[Start of section]

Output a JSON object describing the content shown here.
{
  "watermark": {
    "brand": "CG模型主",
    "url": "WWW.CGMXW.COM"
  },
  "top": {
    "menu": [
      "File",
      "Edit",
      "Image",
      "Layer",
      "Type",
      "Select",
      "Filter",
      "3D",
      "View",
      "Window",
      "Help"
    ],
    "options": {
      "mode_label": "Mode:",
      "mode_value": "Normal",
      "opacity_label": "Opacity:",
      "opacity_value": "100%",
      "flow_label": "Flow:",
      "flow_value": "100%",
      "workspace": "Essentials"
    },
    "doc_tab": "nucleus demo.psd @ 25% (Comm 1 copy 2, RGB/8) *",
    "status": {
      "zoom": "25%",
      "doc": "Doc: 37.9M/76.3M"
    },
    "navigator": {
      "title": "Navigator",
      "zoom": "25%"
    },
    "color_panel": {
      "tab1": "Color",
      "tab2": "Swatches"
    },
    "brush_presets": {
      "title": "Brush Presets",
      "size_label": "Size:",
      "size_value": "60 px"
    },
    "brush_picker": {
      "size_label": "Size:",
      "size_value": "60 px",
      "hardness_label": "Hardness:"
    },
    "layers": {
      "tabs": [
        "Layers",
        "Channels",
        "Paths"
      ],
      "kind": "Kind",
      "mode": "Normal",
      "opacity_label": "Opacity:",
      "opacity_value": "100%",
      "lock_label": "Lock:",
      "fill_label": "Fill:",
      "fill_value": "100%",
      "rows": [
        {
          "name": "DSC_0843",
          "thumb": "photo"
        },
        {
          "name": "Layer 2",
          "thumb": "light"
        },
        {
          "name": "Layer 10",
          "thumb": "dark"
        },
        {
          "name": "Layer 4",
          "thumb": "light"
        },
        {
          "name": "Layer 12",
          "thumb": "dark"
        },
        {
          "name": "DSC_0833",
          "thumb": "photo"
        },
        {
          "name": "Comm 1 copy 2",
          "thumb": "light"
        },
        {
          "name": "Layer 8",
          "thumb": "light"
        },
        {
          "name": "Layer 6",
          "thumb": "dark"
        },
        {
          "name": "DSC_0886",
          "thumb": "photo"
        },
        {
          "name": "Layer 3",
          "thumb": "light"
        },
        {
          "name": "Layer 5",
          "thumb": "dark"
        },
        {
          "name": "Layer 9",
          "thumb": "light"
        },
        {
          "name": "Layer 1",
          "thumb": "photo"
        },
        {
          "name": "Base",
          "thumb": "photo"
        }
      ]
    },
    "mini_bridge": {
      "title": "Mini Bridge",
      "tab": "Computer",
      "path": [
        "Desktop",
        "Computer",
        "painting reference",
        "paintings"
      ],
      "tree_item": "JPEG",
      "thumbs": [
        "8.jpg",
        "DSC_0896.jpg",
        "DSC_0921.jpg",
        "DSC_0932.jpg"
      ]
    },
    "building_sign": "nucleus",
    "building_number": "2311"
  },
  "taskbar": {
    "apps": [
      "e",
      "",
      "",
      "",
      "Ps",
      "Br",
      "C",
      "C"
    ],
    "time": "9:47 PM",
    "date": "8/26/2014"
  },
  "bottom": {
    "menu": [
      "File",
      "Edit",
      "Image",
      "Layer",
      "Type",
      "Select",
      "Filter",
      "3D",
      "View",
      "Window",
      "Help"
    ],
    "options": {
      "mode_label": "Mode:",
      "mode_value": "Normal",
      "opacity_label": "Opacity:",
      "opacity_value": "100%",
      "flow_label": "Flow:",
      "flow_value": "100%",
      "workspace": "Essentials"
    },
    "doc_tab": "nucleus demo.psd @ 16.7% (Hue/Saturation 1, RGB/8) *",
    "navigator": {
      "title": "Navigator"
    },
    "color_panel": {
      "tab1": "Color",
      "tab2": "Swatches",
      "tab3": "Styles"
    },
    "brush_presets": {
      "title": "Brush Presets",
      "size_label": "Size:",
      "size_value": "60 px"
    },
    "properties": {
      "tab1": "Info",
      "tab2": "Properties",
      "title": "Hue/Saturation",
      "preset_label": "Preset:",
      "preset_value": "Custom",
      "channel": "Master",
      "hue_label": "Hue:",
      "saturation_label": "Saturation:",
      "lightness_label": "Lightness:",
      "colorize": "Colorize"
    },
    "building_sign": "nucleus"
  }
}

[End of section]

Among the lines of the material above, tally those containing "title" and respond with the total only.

6